I remember in the late 90's and early 00's it seemed like SSTO launch vehicles were all the rage and they were even building the X-33, then suddenly nobody wanted to talk about SSTO vehicles anymore. What happened that made nobody interested in single stage to orbit launch vehicles anymore?
Interest was lost mostly because R&D money dried up, and also because the shuttle proved that reusability was difficult and expensive.
SSTOs generally have worse payload fractions than staged launchers, with no inherent advantage in exchange. In the later portion of ascent, after burning most of its fuel, an SSTO is carrying significant mass in now-empty fuel tankage and now-overpowered engines; a two-stage rocket has left that mass behind.
If you're designing a reusable launcher, SSTOs are attractive because you only have to recover one part, but then you're adding the mass penalties for a reusable on top of the mass penalties for SSTO -- thermal shielding and either aero surfaces for a horizontal landing spaceplane (like X-33) or reserve fuel for powered vertical landing (like SpaceX). Cost-effective reusability is challenging enough to design as it is, without the physical constraints of SSTO.
By contrast, a two-stage fully reusable launcher needs far less thermal shielding on the slower-moving bottom stage than on the upper, so you only carry the heavy thermal solution on a small part of the entire launcher, and you get to drop some dead weight along the way.

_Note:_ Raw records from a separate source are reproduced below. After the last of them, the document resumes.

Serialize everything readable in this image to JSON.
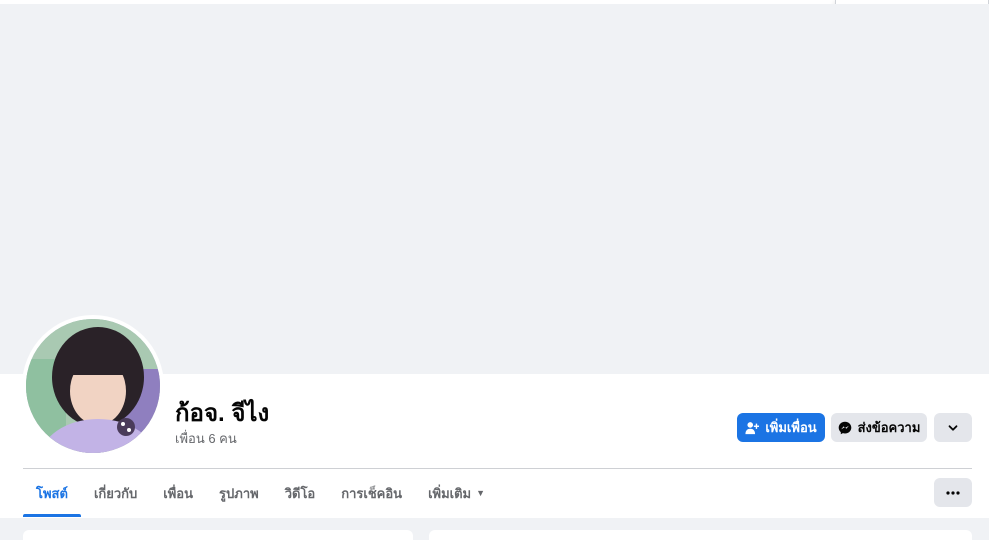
{
  "profile": {
    "name": "ก้อจ. จีไง",
    "friends_count": "เพื่อน 6 คน"
  },
  "actions": {
    "add_friend_label": "เพิ่มเพื่อน",
    "message_label": "ส่งข้อความ"
  },
  "tabs": [
    {
      "label": "โพสต์",
      "active": true
    },
    {
      "label": "เกี่ยวกับ",
      "active": false
    },
    {
      "label": "เพื่อน",
      "active": false
    },
    {
      "label": "รูปภาพ",
      "active": false
    },
    {
      "label": "วิดีโอ",
      "active": false
    },
    {
      "label": "การเช็คอิน",
      "active": false
    },
    {
      "label": "เพิ่มเติม",
      "active": false
    }
  ],
  "icons": {
    "add_friend": "person-add-icon",
    "message": "messenger-icon",
    "more_arrow": "chevron-down-icon",
    "overflow": "more-dots-icon",
    "tab_more": "caret-down-icon"
  },
  "colors": {
    "accent": "#1b74e4",
    "page_background": "#f0f2f5",
    "secondary_button": "#e4e6eb",
    "muted_text": "#65676b",
    "primary_text": "#050505"
  }
}
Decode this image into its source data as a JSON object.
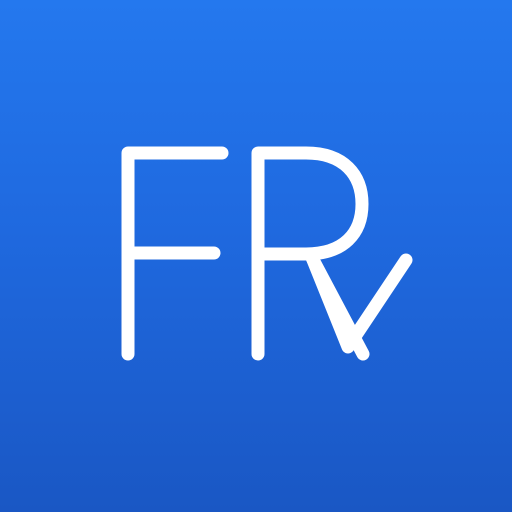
{
  "app_icon": {
    "logo_text": "FRv",
    "colors": {
      "background_top": "#2478ee",
      "background_bottom": "#1a57c4",
      "foreground": "#ffffff"
    }
  }
}
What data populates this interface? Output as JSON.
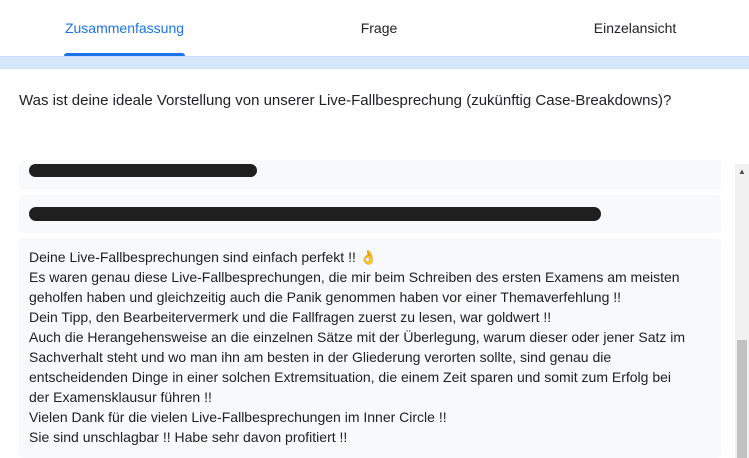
{
  "tabs": [
    {
      "label": "Zusammenfassung",
      "active": true
    },
    {
      "label": "Frage",
      "active": false
    },
    {
      "label": "Einzelansicht",
      "active": false
    }
  ],
  "question": "Was ist deine ideale Vorstellung von unserer Live-Fallbesprechung (zukünftig Case-Breakdowns)?",
  "response_lines": [
    "Deine Live-Fallbesprechungen sind einfach perfekt !! 👌",
    "Es waren genau diese Live-Fallbesprechungen, die mir beim Schreiben des ersten Examens am meisten",
    "geholfen haben und gleichzeitig auch die Panik genommen haben vor einer Themaverfehlung !!",
    "Dein Tipp, den Bearbeitervermerk und die Fallfragen zuerst zu lesen, war goldwert !!",
    "Auch die Herangehensweise an die einzelnen Sätze mit der Überlegung, warum dieser oder jener Satz im",
    "Sachverhalt steht und wo man ihn am besten in der Gliederung verorten sollte, sind genau die",
    "entscheidenden Dinge in einer solchen Extremsituation, die einem Zeit sparen und somit zum Erfolg bei",
    "der Examensklausur führen !!",
    "Vielen Dank für die vielen Live-Fallbesprechungen im Inner Circle !!",
    "Sie sind unschlagbar !! Habe sehr davon profitiert !!"
  ],
  "colors": {
    "accent": "#1a73e8",
    "band": "#d6e6fb",
    "card": "#f8f9fa"
  }
}
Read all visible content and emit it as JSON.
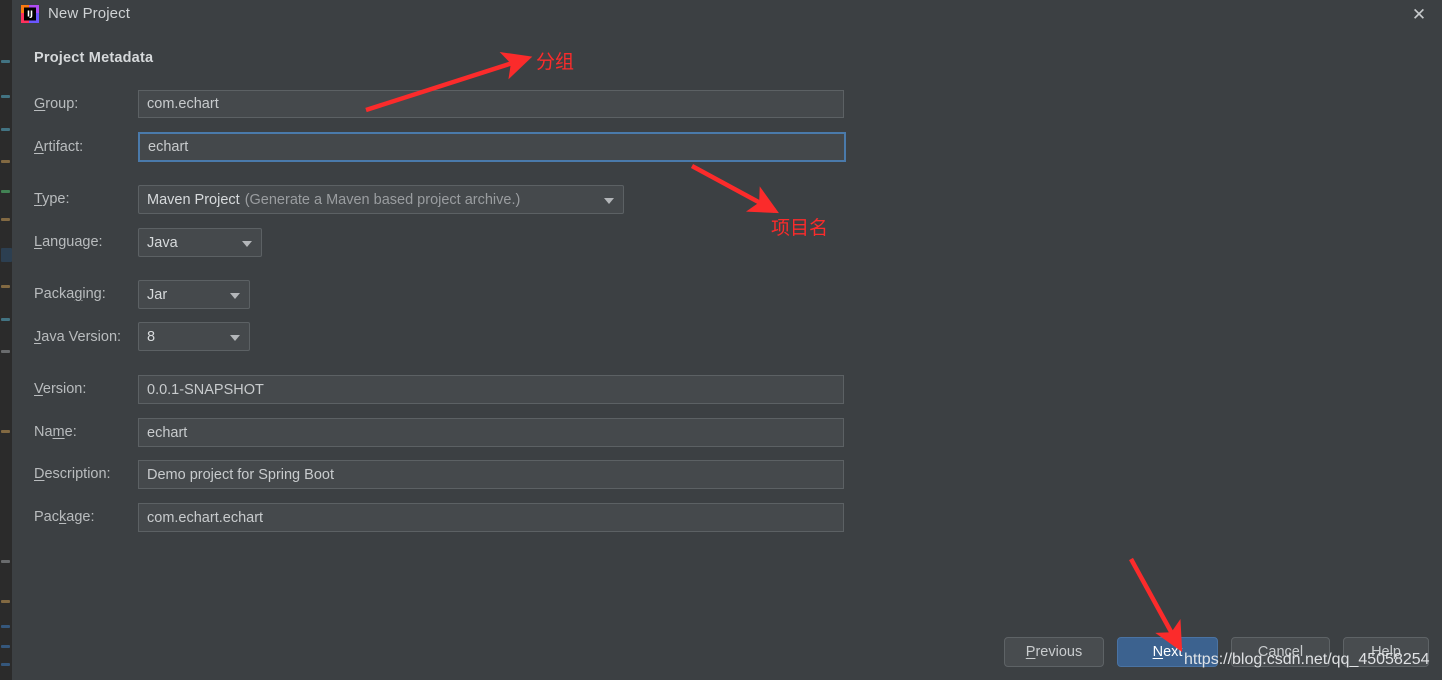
{
  "window": {
    "title": "New Project",
    "app_icon": "intellij-idea-icon",
    "close_icon": "close-icon"
  },
  "form": {
    "heading": "Project Metadata",
    "fields": [
      {
        "label": "Group:",
        "mnemonic": "G",
        "value": "com.echart",
        "kind": "text",
        "focused": false
      },
      {
        "label": "Artifact:",
        "mnemonic": "A",
        "value": "echart",
        "kind": "text",
        "focused": true
      },
      {
        "label": "Type:",
        "mnemonic": "T",
        "value": "Maven Project",
        "hint": "(Generate a Maven based project archive.)",
        "kind": "combo"
      },
      {
        "label": "Language:",
        "mnemonic": "L",
        "value": "Java",
        "kind": "combo"
      },
      {
        "label": "Packaging:",
        "mnemonic": "g",
        "value": "Jar",
        "kind": "combo"
      },
      {
        "label": "Java Version:",
        "mnemonic": "J",
        "value": "8",
        "kind": "combo"
      },
      {
        "label": "Version:",
        "mnemonic": "V",
        "value": "0.0.1-SNAPSHOT",
        "kind": "text",
        "focused": false
      },
      {
        "label": "Name:",
        "mnemonic": "m",
        "value": "echart",
        "kind": "text",
        "focused": false
      },
      {
        "label": "Description:",
        "mnemonic": "D",
        "value": "Demo project for Spring Boot",
        "kind": "text",
        "focused": false
      },
      {
        "label": "Package:",
        "mnemonic": "k",
        "value": "com.echart.echart",
        "kind": "text",
        "focused": false
      }
    ]
  },
  "buttons": {
    "previous": "Previous",
    "next": "Next",
    "cancel": "Cancel",
    "help": "Help"
  },
  "annotations": [
    {
      "text": "分组",
      "name": "annotation-group"
    },
    {
      "text": "项目名",
      "name": "annotation-project-name"
    }
  ],
  "watermark": "https://blog.csdn.net/qq_45058254",
  "colors": {
    "dialog_bg": "#3c4043",
    "field_bg": "#45494c",
    "field_border": "#5c6164",
    "focus_border": "#4a7aab",
    "primary_button": "#3c628f",
    "annotation_red": "#fb2b2b",
    "text": "#c8cbcd"
  }
}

As SpaceX demonstrates, you can also develop this capability one piece at a time, but there's no such thing as a partly reusable SSTO.
Skylon may be able to offset some of the SSTO mass penalties by taking oxidizer from the air, but to make the most use of the air-breathing mode, it has to fly a lower ascent trajectory -- which means more heating, thus more mass penalty in its thermal design.